“The grounds of appeal, whether original, additional or further grounds of appeal have failed except in relation to the submission that Lajinfin family should not have been included in the declaration granted by the lower court since there was no evidence that the appellants had been parading themselves as members of Lajinfin family.
In the circumstance, the declaration granted by the lower court that: “the defendants are not members of Oelesolu family or Lajinfin family of Oje, Ibadan” is hereby varied by deleting the words “or Lajinfin family” in the second line thereof and for the avoidance of doubt it is hereby ordered that the relevant order should now read:
“Declaration that the defendants are not members of Delesolu family of Oje, Ibadan.”
The foregoing shall be the judgment of the lower court. Save and except in relation to the variation of the order of the lower court stated above, the appeal does not succeed. The judgment of the lower court is confirmed and the appeal is hereby dismissed.”
It is clear from the foregoing that the High Court did not nullify the appointment of the 2nd defendant as complained by learned counsel for the defendants. Similarly, the Court of Appeal made no such finding, for it observed as follows –
“As stated already, the issue as to mogajiship of Delesolu family was not a primary issue before the trial president. At best it was secondary and although some of the witnesses might have loosely used the word ‘head’ and ‘mogaji’ interchangeably on both sides, the evidence is clear on both sides that there must be a head of the family first before that head is recognised as ‘mogaji’…….
A person selected as a head of the family does not automatically become a ‘mogaji’. If there is a dispute or there is a challenge to his selection as Mogaji, that dispute or challenge must be resolved first before his recognition as mogaji.”
And conclusively held-
“Looking at the case as a whole, the main issue was not based on the appointment of the 2nd appellant as Mogaji as already stated, and as the appellants’ counsel submitted, but as to his membership of Delesolu family. ” (Italics mine)

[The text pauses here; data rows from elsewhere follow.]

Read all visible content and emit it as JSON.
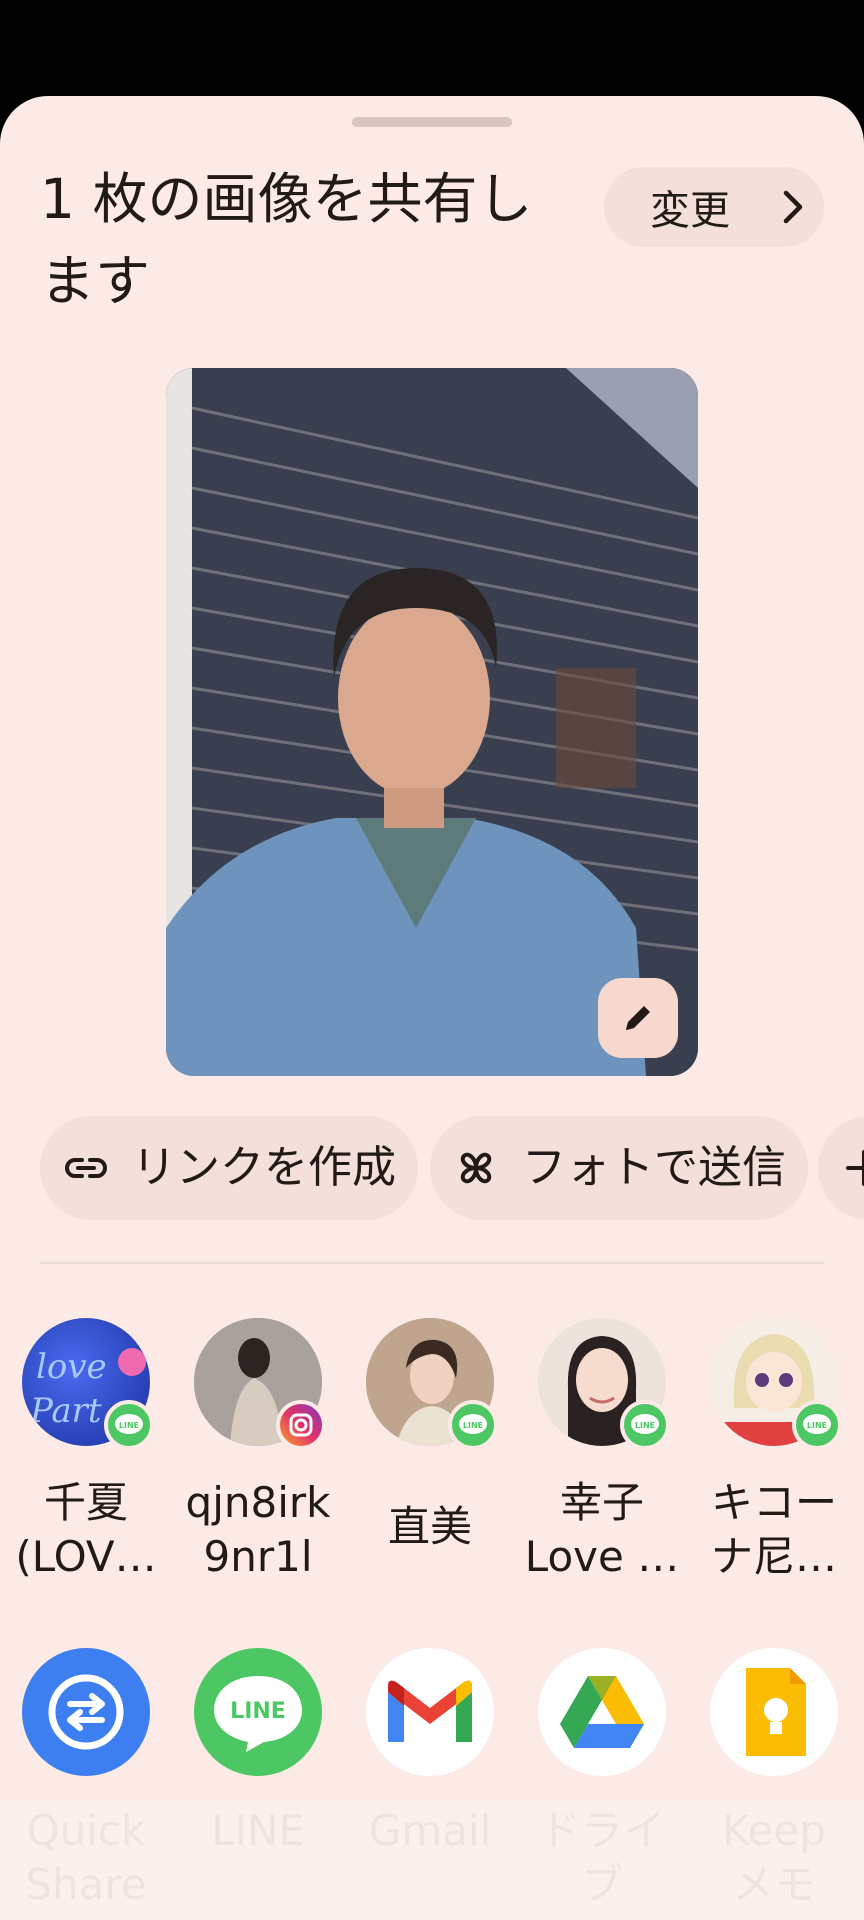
{
  "sheet": {
    "title": "1 枚の画像を共有します",
    "change_label": "変更"
  },
  "actions": [
    {
      "label": "リンクを作成",
      "icon": "link-icon"
    },
    {
      "label": "フォトで送信",
      "icon": "pinwheel-icon"
    }
  ],
  "direct_targets": [
    {
      "name": "千夏\n(LOV…",
      "app": "LINE"
    },
    {
      "name": "qjn8irk\n9nr1l",
      "app": "Instagram"
    },
    {
      "name": "直美",
      "app": "LINE"
    },
    {
      "name": "幸子\nLove …",
      "app": "LINE"
    },
    {
      "name": "キコー\nナ尼…",
      "app": "LINE"
    }
  ],
  "apps": [
    {
      "name": "Quick\nShare",
      "icon": "quick-share-icon"
    },
    {
      "name": "LINE",
      "icon": "line-icon"
    },
    {
      "name": "Gmail",
      "icon": "gmail-icon"
    },
    {
      "name": "ドライ\nブ",
      "icon": "drive-icon"
    },
    {
      "name": "Keep\nメモ",
      "icon": "keep-icon"
    }
  ],
  "colors": {
    "sheet_bg": "#fbeae5",
    "chip_bg": "#f3e0da",
    "line_green": "#4cc764",
    "quick_share_blue": "#3d7ff0"
  }
}
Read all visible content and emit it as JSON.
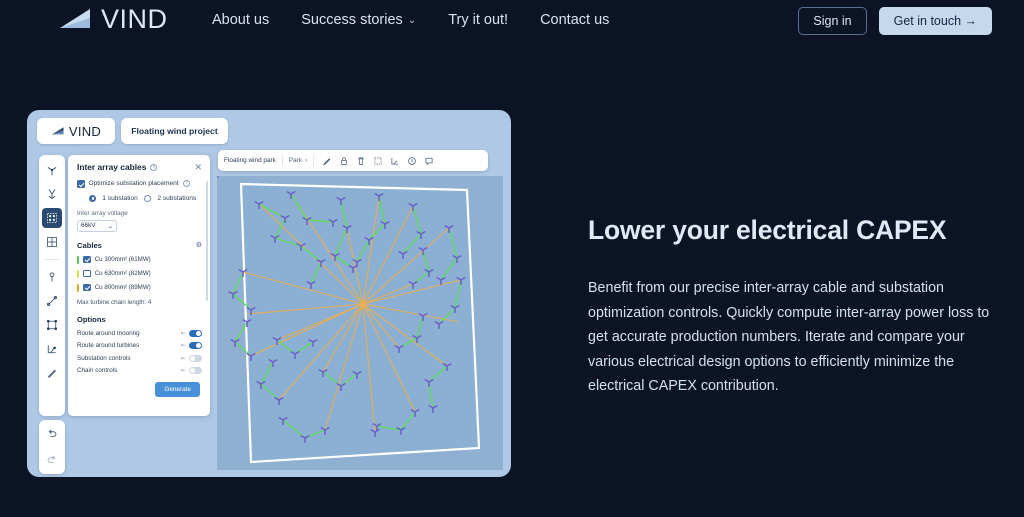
{
  "navbar": {
    "logo_text": "VIND",
    "logo_icon": "vind-wave-logo",
    "links": [
      {
        "label": "About us",
        "icon": null
      },
      {
        "label": "Success stories",
        "icon": "chevron-down-icon"
      },
      {
        "label": "Try it out!",
        "icon": null
      },
      {
        "label": "Contact us",
        "icon": null
      }
    ],
    "sign_in_label": "Sign in",
    "cta_label": "Get in touch →"
  },
  "hero": {
    "heading": "Lower your electrical CAPEX",
    "body": "Benefit from our precise inter-array cable and substation optimization controls. Quickly compute inter-array power loss to get accurate production numbers. Iterate and compare your various electrical design options to efficiently minimize the electrical CAPEX contribution."
  },
  "app": {
    "topbar": {
      "logo_text": "VIND",
      "project_name": "Floating wind project"
    },
    "rail": {
      "tools": [
        {
          "name": "turbine-tool",
          "glyph": "turbine",
          "active": false
        },
        {
          "name": "mooring-tool",
          "glyph": "mooring",
          "active": false
        },
        {
          "name": "array-layout-tool",
          "glyph": "array",
          "active": true
        },
        {
          "name": "grid-tool",
          "glyph": "grid",
          "active": false
        },
        {
          "name": "point-tool",
          "glyph": "pin",
          "active": false
        },
        {
          "name": "measure-tool",
          "glyph": "ruler",
          "active": false
        },
        {
          "name": "polygon-tool",
          "glyph": "polygon",
          "active": false
        },
        {
          "name": "area-tool",
          "glyph": "area",
          "active": false
        },
        {
          "name": "pencil-tool",
          "glyph": "pencil",
          "active": false
        }
      ],
      "history": [
        {
          "name": "undo-button",
          "glyph": "undo"
        },
        {
          "name": "redo-button",
          "glyph": "redo"
        }
      ]
    },
    "panel": {
      "title": "Inter array cables",
      "info_glyph": "?",
      "close_glyph": "✕",
      "optimize_label": "Optimize substation placement",
      "optimize_checked": true,
      "substation_options": [
        {
          "label": "1 substation",
          "selected": true
        },
        {
          "label": "2 substations",
          "selected": false
        }
      ],
      "voltage_label": "Inter array voltage",
      "voltage_value": "66kV",
      "cables_heading": "Cables",
      "cables_gear": "⚙",
      "cables": [
        {
          "label": "Cu 300mm² (61MW)",
          "checked": true,
          "color": "#5ec45e"
        },
        {
          "label": "Cu 630mm² (82MW)",
          "checked": false,
          "color": "#d9de4e"
        },
        {
          "label": "Cu 800mm² (89MW)",
          "checked": true,
          "color": "#e8a33c"
        }
      ],
      "chain_length_text": "Max turbine chain length: 4",
      "options_heading": "Options",
      "options": [
        {
          "label": "Route around mooring",
          "on": true
        },
        {
          "label": "Route around turbines",
          "on": true
        },
        {
          "label": "Substation controls",
          "on": false
        },
        {
          "label": "Chain controls",
          "on": false
        }
      ],
      "generate_label": "Generate"
    },
    "map": {
      "breadcrumb_project": "Floating wind park",
      "breadcrumb_layer": "Park",
      "breadcrumb_chevron": "›",
      "tools": [
        {
          "name": "edit-pencil-icon"
        },
        {
          "name": "lock-icon"
        },
        {
          "name": "trash-icon"
        },
        {
          "name": "select-area-icon"
        },
        {
          "name": "measure-icon"
        },
        {
          "name": "history-icon"
        },
        {
          "name": "comment-icon"
        }
      ]
    }
  },
  "colors": {
    "page_bg": "#0b1324",
    "card_bg": "#aec8e5",
    "accent": "#c5d9ee",
    "sea": "#8fb0d0",
    "park_fill": "#8dafd2",
    "cable_green": "#5ddc5d",
    "cable_orange": "#eab04f",
    "turbine": "#6b5fc9"
  }
}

It follows therefore that there is no substance in the complaint of learned counsel to the appellants that the lower courts were in error when they nullified the appointment of the 2nd defendant as Mogaji of Delesolu family. For there was no such nullification by the lower courts.
On the whole, the appeal accordingly fails, and it is hereby dismissed with N500.00 costs to the respondent.
ESO, J.S.C.: I have had a preview of the judgment which has just been read by my learned brother, Uwais, J.S.C. I have nothing to add.
KAWU, J.S.C.: I have had the advantage of reading in draft the lead judgment of my learned brother, Uwais, J.S.C., which has just been delivered. I am in complete agreement with him that this appeal lacks merit and should be dismissed. The appeal is therefore dismissed with N500.00 costs to the respondent.
WALI, J.S.C.: I have read before now the load judgment of my learned brother. Uwais, J.S.C., and I agree with his reasoning and conclusion. And for those same reasons I also dismiss the appeal as lacking in merit, with N500.00 costs to the respondent.
CRAIG, J.S.C.: I have had the advantage of reading in draft the judgment of my learned brother, Uwais, J.S.C., and I agree with his analysis of the facts and the conclusions reached.
For the reasons contained in the lead judgment, I too would dismiss the appeal.
Accordingly, the appeal is hereby dismissed and the judgment of the lower Court is affirmed. I make the same consequential order as is contained in the lead judgment.